* Input records *
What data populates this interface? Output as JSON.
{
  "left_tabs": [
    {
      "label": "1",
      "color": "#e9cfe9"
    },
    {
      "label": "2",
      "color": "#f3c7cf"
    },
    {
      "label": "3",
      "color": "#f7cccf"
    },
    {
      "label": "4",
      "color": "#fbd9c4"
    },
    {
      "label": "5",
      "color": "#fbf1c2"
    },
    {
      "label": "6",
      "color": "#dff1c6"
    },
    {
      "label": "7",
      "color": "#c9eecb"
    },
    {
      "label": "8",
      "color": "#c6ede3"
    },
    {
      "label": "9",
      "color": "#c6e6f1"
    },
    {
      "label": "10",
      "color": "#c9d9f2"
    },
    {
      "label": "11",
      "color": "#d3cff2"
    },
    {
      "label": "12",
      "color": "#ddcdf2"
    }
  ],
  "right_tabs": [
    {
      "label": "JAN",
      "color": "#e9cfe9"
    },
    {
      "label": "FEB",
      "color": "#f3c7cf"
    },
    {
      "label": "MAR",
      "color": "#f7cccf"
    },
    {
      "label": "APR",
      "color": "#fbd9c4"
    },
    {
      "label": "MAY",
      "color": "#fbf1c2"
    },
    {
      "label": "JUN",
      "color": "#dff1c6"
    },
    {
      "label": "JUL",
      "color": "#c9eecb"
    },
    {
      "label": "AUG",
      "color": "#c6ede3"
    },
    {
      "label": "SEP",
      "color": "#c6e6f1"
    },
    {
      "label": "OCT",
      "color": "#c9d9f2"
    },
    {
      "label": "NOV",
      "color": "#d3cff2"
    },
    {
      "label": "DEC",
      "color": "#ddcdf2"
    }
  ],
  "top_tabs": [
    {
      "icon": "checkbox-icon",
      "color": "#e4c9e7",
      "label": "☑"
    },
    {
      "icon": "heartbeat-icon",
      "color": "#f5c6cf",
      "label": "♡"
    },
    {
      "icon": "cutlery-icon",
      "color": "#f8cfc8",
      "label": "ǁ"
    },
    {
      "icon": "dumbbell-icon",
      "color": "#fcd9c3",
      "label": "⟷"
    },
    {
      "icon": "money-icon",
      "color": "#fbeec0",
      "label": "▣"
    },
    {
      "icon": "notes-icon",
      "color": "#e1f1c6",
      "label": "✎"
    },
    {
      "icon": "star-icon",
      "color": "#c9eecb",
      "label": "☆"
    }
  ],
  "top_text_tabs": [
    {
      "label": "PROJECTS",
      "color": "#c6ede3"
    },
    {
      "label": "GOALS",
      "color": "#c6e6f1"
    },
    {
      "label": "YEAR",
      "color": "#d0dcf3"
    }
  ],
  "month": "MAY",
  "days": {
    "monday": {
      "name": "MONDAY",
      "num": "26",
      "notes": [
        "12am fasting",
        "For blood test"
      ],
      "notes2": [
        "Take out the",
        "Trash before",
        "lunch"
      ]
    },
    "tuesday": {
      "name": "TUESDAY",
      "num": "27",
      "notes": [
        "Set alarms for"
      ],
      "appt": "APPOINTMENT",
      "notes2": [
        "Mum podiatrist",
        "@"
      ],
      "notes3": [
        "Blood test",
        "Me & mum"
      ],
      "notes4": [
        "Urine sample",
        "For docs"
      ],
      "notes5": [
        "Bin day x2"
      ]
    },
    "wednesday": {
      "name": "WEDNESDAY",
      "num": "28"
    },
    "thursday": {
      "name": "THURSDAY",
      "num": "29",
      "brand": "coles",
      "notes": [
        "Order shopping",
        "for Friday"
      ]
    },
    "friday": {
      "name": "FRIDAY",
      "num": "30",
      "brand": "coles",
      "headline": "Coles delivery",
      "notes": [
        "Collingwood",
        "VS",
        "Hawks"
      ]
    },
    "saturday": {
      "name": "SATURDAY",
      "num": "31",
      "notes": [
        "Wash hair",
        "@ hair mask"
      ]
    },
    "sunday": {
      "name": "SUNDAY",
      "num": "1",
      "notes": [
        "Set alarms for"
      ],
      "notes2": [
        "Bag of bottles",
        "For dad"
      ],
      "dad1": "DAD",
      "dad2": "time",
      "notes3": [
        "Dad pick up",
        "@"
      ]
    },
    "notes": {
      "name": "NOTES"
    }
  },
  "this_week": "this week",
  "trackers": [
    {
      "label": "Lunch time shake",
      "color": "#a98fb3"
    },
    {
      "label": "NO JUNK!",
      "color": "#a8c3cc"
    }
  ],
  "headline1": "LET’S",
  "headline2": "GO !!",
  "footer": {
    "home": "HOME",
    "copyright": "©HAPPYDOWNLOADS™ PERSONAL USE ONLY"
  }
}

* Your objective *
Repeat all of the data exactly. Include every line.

* Worked solution *
What data populates this interface? Output as JSON.
{
  "left_tabs": [
    {
      "label": "1",
      "color": "#e9cfe9"
    },
    {
      "label": "2",
      "color": "#f3c7cf"
    },
    {
      "label": "3",
      "color": "#f7cccf"
    },
    {
      "label": "4",
      "color": "#fbd9c4"
    },
    {
      "label": "5",
      "color": "#fbf1c2"
    },
    {
      "label": "6",
      "color": "#dff1c6"
    },
    {
      "label": "7",
      "color": "#c9eecb"
    },
    {
      "label": "8",
      "color": "#c6ede3"
    },
    {
      "label": "9",
      "color": "#c6e6f1"
    },
    {
      "label": "10",
      "color": "#c9d9f2"
    },
    {
      "label": "11",
      "color": "#d3cff2"
    },
    {
      "label": "12",
      "color": "#ddcdf2"
    }
  ],
  "right_tabs": [
    {
      "label": "JAN",
      "color": "#e9cfe9"
    },
    {
      "label": "FEB",
      "color": "#f3c7cf"
    },
    {
      "label": "MAR",
      "color": "#f7cccf"
    },
    {
      "label": "APR",
      "color": "#fbd9c4"
    },
    {
      "label": "MAY",
      "color": "#fbf1c2"
    },
    {
      "label": "JUN",
      "color": "#dff1c6"
    },
    {
      "label": "JUL",
      "color": "#c9eecb"
    },
    {
      "label": "AUG",
      "color": "#c6ede3"
    },
    {
      "label": "SEP",
      "color": "#c6e6f1"
    },
    {
      "label": "OCT",
      "color": "#c9d9f2"
    },
    {
      "label": "NOV",
      "color": "#d3cff2"
    },
    {
      "label": "DEC",
      "color": "#ddcdf2"
    }
  ],
  "top_tabs": [
    {
      "icon": "checkbox-icon",
      "color": "#e4c9e7",
      "label": "☑"
    },
    {
      "icon": "heartbeat-icon",
      "color": "#f5c6cf",
      "label": "♡"
    },
    {
      "icon": "cutlery-icon",
      "color": "#f8cfc8",
      "label": "ǁ"
    },
    {
      "icon": "dumbbell-icon",
      "color": "#fcd9c3",
      "label": "⟷"
    },
    {
      "icon": "money-icon",
      "color": "#fbeec0",
      "label": "▣"
    },
    {
      "icon": "notes-icon",
      "color": "#e1f1c6",
      "label": "✎"
    },
    {
      "icon": "star-icon",
      "color": "#c9eecb",
      "label": "☆"
    }
  ],
  "top_text_tabs": [
    {
      "label": "PROJECTS",
      "color": "#c6ede3"
    },
    {
      "label": "GOALS",
      "color": "#c6e6f1"
    },
    {
      "label": "YEAR",
      "color": "#d0dcf3"
    }
  ],
  "month": "MAY",
  "days": {
    "monday": {
      "name": "MONDAY",
      "num": "26",
      "notes": [
        "12am fasting",
        "For blood test"
      ],
      "notes2": [
        "Take out the",
        "Trash before",
        "lunch"
      ]
    },
    "tuesday": {
      "name": "TUESDAY",
      "num": "27",
      "notes": [
        "Set alarms for"
      ],
      "appt": "APPOINTMENT",
      "notes2": [
        "Mum podiatrist",
        "@"
      ],
      "notes3": [
        "Blood test",
        "Me & mum"
      ],
      "notes4": [
        "Urine sample",
        "For docs"
      ],
      "notes5": [
        "Bin day x2"
      ]
    },
    "wednesday": {
      "name": "WEDNESDAY",
      "num": "28"
    },
    "thursday": {
      "name": "THURSDAY",
      "num": "29",
      "brand": "coles",
      "notes": [
        "Order shopping",
        "for Friday"
      ]
    },
    "friday": {
      "name": "FRIDAY",
      "num": "30",
      "brand": "coles",
      "headline": "Coles delivery",
      "notes": [
        "Collingwood",
        "VS",
        "Hawks"
      ]
    },
    "saturday": {
      "name": "SATURDAY",
      "num": "31",
      "notes": [
        "Wash hair",
        "@ hair mask"
      ]
    },
    "sunday": {
      "name": "SUNDAY",
      "num": "1",
      "notes": [
        "Set alarms for"
      ],
      "notes2": [
        "Bag of bottles",
        "For dad"
      ],
      "dad1": "DAD",
      "dad2": "time",
      "notes3": [
        "Dad pick up",
        "@"
      ]
    },
    "notes": {
      "name": "NOTES"
    }
  },
  "this_week": "this week",
  "trackers": [
    {
      "label": "Lunch time shake",
      "color": "#a98fb3"
    },
    {
      "label": "NO JUNK!",
      "color": "#a8c3cc"
    }
  ],
  "headline1": "LET’S",
  "headline2": "GO !!",
  "footer": {
    "home": "HOME",
    "copyright": "©HAPPYDOWNLOADS™ PERSONAL USE ONLY"
  }
}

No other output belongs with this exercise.